And we think this big, soupy bowl of hominy and chiles is a perfect Super Bowl feast: a one-dish meal that you can make in advance, reheat and set out in a pot for people to help themselves.
Pozole is party food because the dish isn’t complete until each diner splashes on more colors and flavors from an array of condiments. A squeeze of lime adds the zing of authority. Dried oregano crumbled into the hot soup sends out an intense herbal aroma. Dried or fresh chiles or a hot chile salsa spice it up. Chopped onion is a must. Shredded cabbage or lettuce give a cool crunch, and sliced radishes add a striking dash of red and white. Crisp, golden-brown tortillas already made into tostada bases are the traditional accompaniment.
What makes pozole distinctive is the main ingredient -- dried corn. But you don’t have to worry about the tedious job of cooking the corn from scratch and removing the hulls to make hominy. All you have to do is go to a tortilleria, or, even easier, any large supermarket that caters to Latinos, and buy a sack of nixtamal.
Nixtamal is dried corn cooked with food-grade lime until it can be hulled. The softened, cooked corn can then be ground into masa for tortillas or tamales. Or it is left whole and cooked further to make pozole.
Some people substitute canned hominy, but why do that when cooking nixtamal is so easy?
You just put the corn in a pot, add water and simmer until the kernels burst forth like flowers. (American-style canned hominy is processed with a different alkali so its flavor is not quite the same. However, Mexican-style canned hominy brands such as Juanita’s and El Mexicano are processed in the traditional manner.)
Supermarkets that stock Latino foods usually carry both canned Mexican-style hominy and fresh nixtamal.
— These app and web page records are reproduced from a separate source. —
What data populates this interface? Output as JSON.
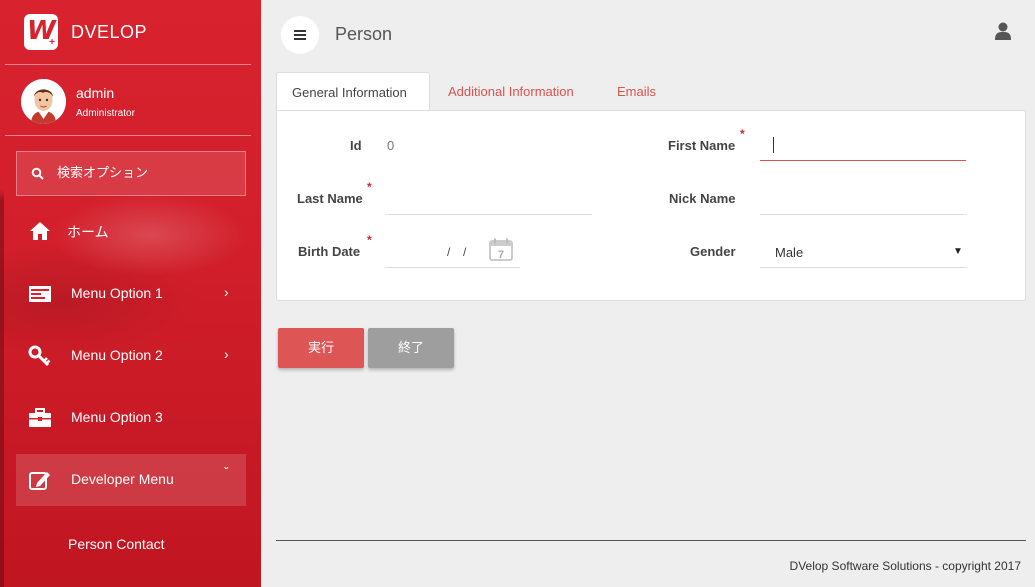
{
  "sidebar": {
    "brand": "DVELOP",
    "logo_letter": "W",
    "user": {
      "name": "admin",
      "role": "Administrator"
    },
    "search_placeholder": "検索オプション",
    "items": [
      {
        "label": "ホーム",
        "icon": "home-icon"
      },
      {
        "label": "Menu Option 1",
        "icon": "list-icon",
        "chevron": "›"
      },
      {
        "label": "Menu Option 2",
        "icon": "key-icon",
        "chevron": "›"
      },
      {
        "label": "Menu Option 3",
        "icon": "briefcase-icon"
      },
      {
        "label": "Developer Menu",
        "icon": "edit-icon",
        "chevron": "ˇ"
      }
    ],
    "subitem": "Person Contact"
  },
  "header": {
    "title": "Person"
  },
  "tabs": [
    {
      "label": "General Information",
      "active": true
    },
    {
      "label": "Additional Information",
      "active": false
    },
    {
      "label": "Emails",
      "active": false
    }
  ],
  "form": {
    "id": {
      "label": "Id",
      "value": "0"
    },
    "first_name": {
      "label": "First Name",
      "required": "*"
    },
    "last_name": {
      "label": "Last Name",
      "required": "*"
    },
    "nick_name": {
      "label": "Nick Name"
    },
    "birth_date": {
      "label": "Birth Date",
      "required": "*",
      "sep1": "/",
      "sep2": "/",
      "calendar_day": "7"
    },
    "gender": {
      "label": "Gender",
      "value": "Male",
      "arrow": "▼"
    }
  },
  "buttons": {
    "run": "実行",
    "end": "終了"
  },
  "footer": "DVelop Software Solutions - copyright 2017",
  "colors": {
    "sidebar": "#d8232f",
    "accent": "#d9534f",
    "run_button": "#dd5555",
    "end_button": "#9e9e9e"
  }
}
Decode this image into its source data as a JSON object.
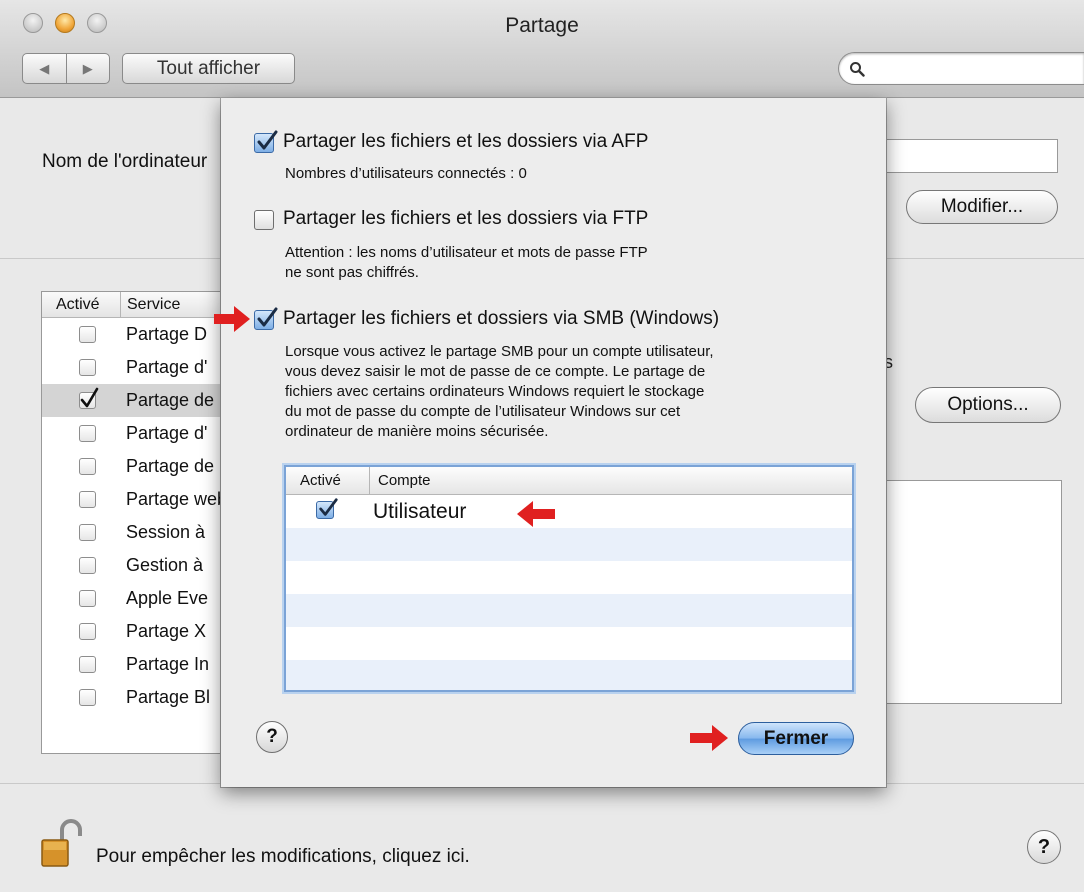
{
  "window": {
    "title": "Partage",
    "nav_back": "◀",
    "nav_forward": "▶",
    "show_all": "Tout afficher",
    "search": {
      "value": "",
      "placeholder": ""
    }
  },
  "pane": {
    "computer_name_label": "Nom de l'ordinateur",
    "modifier_button": "Modifier...",
    "services_header": {
      "enabled": "Activé",
      "service": "Service"
    },
    "services": [
      {
        "name": "Partage D",
        "checked": false
      },
      {
        "name": "Partage d'",
        "checked": false
      },
      {
        "name": "Partage de",
        "checked": true
      },
      {
        "name": "Partage d'",
        "checked": false
      },
      {
        "name": "Partage de",
        "checked": false
      },
      {
        "name": "Partage web",
        "checked": false
      },
      {
        "name": "Session à",
        "checked": false
      },
      {
        "name": "Gestion à",
        "checked": false
      },
      {
        "name": "Apple Eve",
        "checked": false
      },
      {
        "name": "Partage X",
        "checked": false
      },
      {
        "name": "Partage In",
        "checked": false
      },
      {
        "name": "Partage Bl",
        "checked": false
      }
    ],
    "options_button": "Options...",
    "right_fragment": "s",
    "lock_text": "Pour empêcher les modifications, cliquez ici.",
    "help": "?"
  },
  "sheet": {
    "afp": {
      "label": "Partager les fichiers et les dossiers via AFP",
      "checked": true,
      "sub": "Nombres d’utilisateurs connectés : 0"
    },
    "ftp": {
      "label": "Partager les fichiers et les dossiers via FTP",
      "checked": false,
      "sub_line1": "Attention : les noms d’utilisateur et mots de passe FTP",
      "sub_line2": "ne sont pas chiffrés."
    },
    "smb": {
      "label": "Partager les fichiers et dossiers via SMB (Windows)",
      "checked": true,
      "desc_lines": [
        "Lorsque vous activez le partage SMB pour un compte utilisateur,",
        "vous devez saisir le mot de passe de ce compte. Le partage de",
        "fichiers avec certains ordinateurs Windows requiert le stockage",
        "du mot de passe du compte de l’utilisateur Windows sur cet",
        "ordinateur de manière moins sécurisée."
      ]
    },
    "accounts_header": {
      "enabled": "Activé",
      "account": "Compte"
    },
    "accounts": [
      {
        "name": "Utilisateur",
        "checked": true
      }
    ],
    "help": "?",
    "close_button": "Fermer"
  },
  "colors": {
    "arrow": "#e02020",
    "accent": "#5e9be0"
  }
}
Packed in two- and five-pound bags, nixtamal is usually in the refrigerated deli section, along with fresh masa. It also is available at most tortillerias.
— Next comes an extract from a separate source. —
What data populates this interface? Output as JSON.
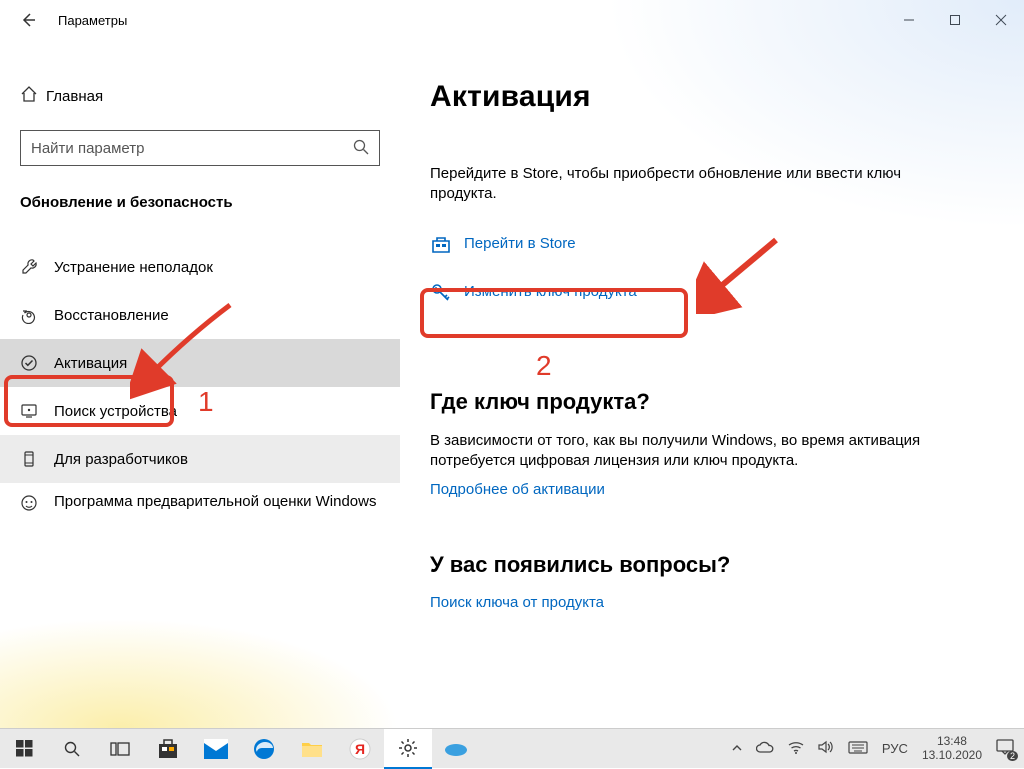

As the nixtamal cooks, a warm, earthy aroma envelops the kitchen. If you’ve ever walked past a tortilleria that is open to the street and at peak production, you know the fragrance. So cooking this dish is as pleasurable as eating it.
There’s no single recipe for pozole. What goes into the pot besides corn varies from place to place in Mexico, so there are different versions: green pozole in Colima, red or white pozole in Jalisco, seafood pozole in Veracruz and on the coast of Oaxaca. Pueblo Indians in the United States have their own versions.
Pork is the most popular pozole meat today, although the indigenous inhabitants of Mexico made pozole long before the Spaniards arrived and introduced pigs.
Most Mexican restaurants in Southern California serve red pozole with pork. I never saw green pozole until I took cooking classes in Guanajuato at the Academia Falcon, where I was studying Spanish.
Working in a quaint, tiled kitchen, we blended poblano chiles with cilantro and added that to the corn along with cooked chicken. The flavor is captivating, as appealing as green enchiladas. In the state of Guerrero, green pozole is thicker and contains tomatillos, explained our instructor, Luis Marhuani Marin Reyes.
For red pozole, we colored the broth with cascabel chiles ground with tomatoes, and added lean pork. Meat with bones gives the best flavor, Luis said, and some pozoles are made with cabeza (head) and pig’s feet.
When I tried the recipe at home, I bought pork labeled for pozole from a supermarket in downtown Los Angeles. That meat included pieces on the bone, but the woman behind the counter explained that some cooks add a little boneless pork stew meat, which makes the pozole easier to eat.
Here are the recipes from the classes in Guanajuato.
If you’re having a Super Bowl party, why not serve them both?